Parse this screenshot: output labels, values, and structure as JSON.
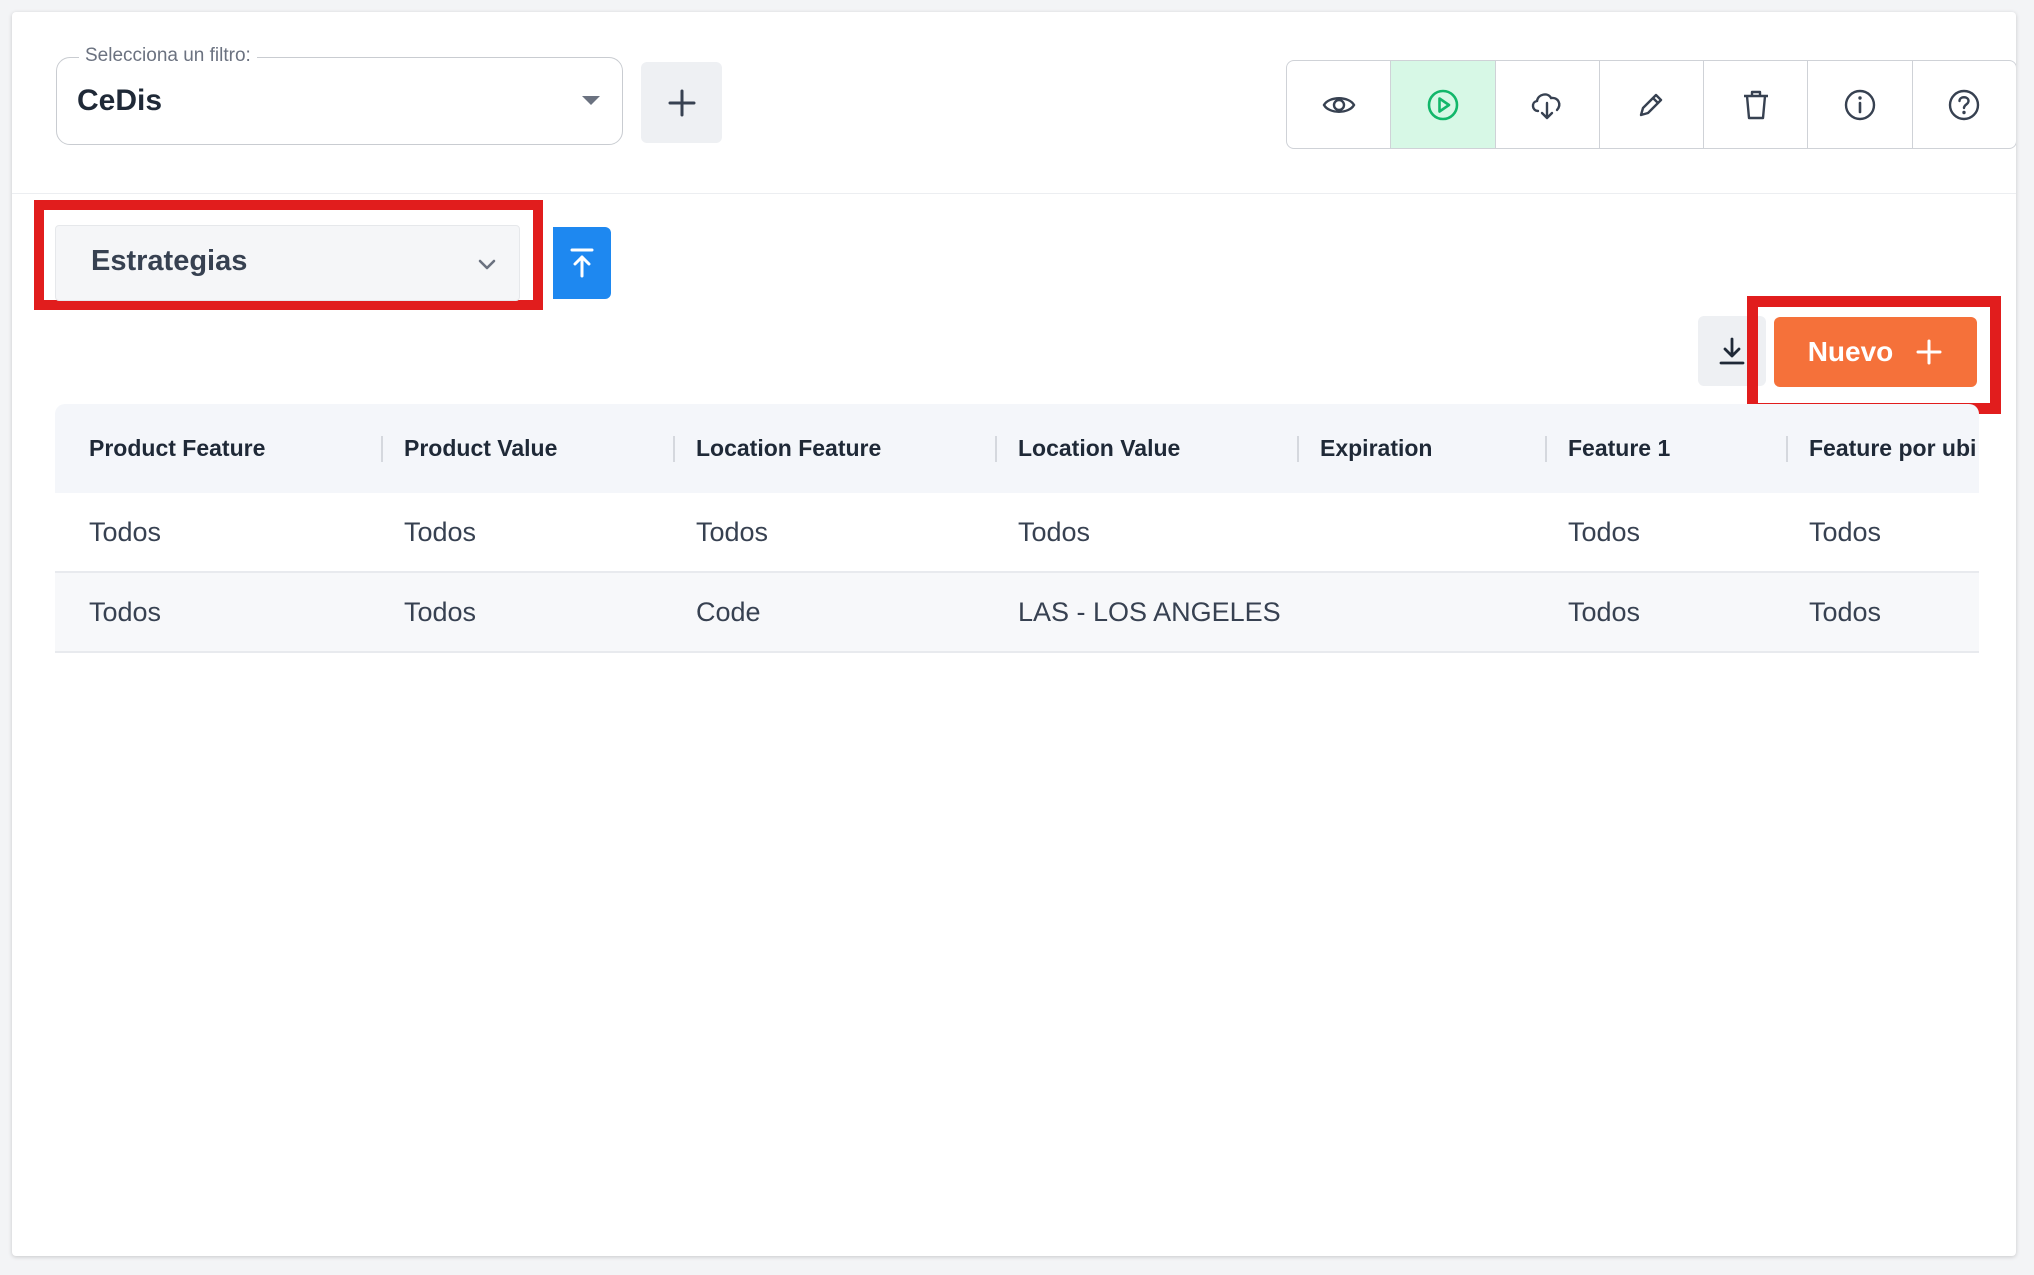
{
  "filter": {
    "legend": "Selecciona un filtro:",
    "value": "CeDis"
  },
  "toolbar": {
    "buttons": [
      {
        "icon": "eye-icon"
      },
      {
        "icon": "play-circle-icon",
        "active": true
      },
      {
        "icon": "cloud-download-icon"
      },
      {
        "icon": "pencil-icon"
      },
      {
        "icon": "trash-icon"
      },
      {
        "icon": "info-icon"
      },
      {
        "icon": "help-icon"
      }
    ]
  },
  "section": {
    "value": "Estrategias"
  },
  "actions": {
    "new_label": "Nuevo"
  },
  "table": {
    "columns": [
      "Product Feature",
      "Product Value",
      "Location Feature",
      "Location Value",
      "Expiration",
      "Feature 1",
      "Feature por ubi"
    ],
    "rows": [
      [
        "Todos",
        "Todos",
        "Todos",
        "Todos",
        "",
        "Todos",
        "Todos"
      ],
      [
        "Todos",
        "Todos",
        "Code",
        "LAS - LOS ANGELES",
        "",
        "Todos",
        "Todos"
      ]
    ]
  },
  "colors": {
    "accent_orange": "#f5713a",
    "accent_blue": "#1e88f0",
    "active_green": "#d7f8e6",
    "highlight_red": "#e11d1d"
  }
}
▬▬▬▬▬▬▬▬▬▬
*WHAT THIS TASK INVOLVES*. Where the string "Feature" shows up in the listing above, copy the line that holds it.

*ANSWER TO THIS EXERCISE*.
      "Product Feature",
      "Location Feature",
      "Feature 1",
      "Feature por ubi"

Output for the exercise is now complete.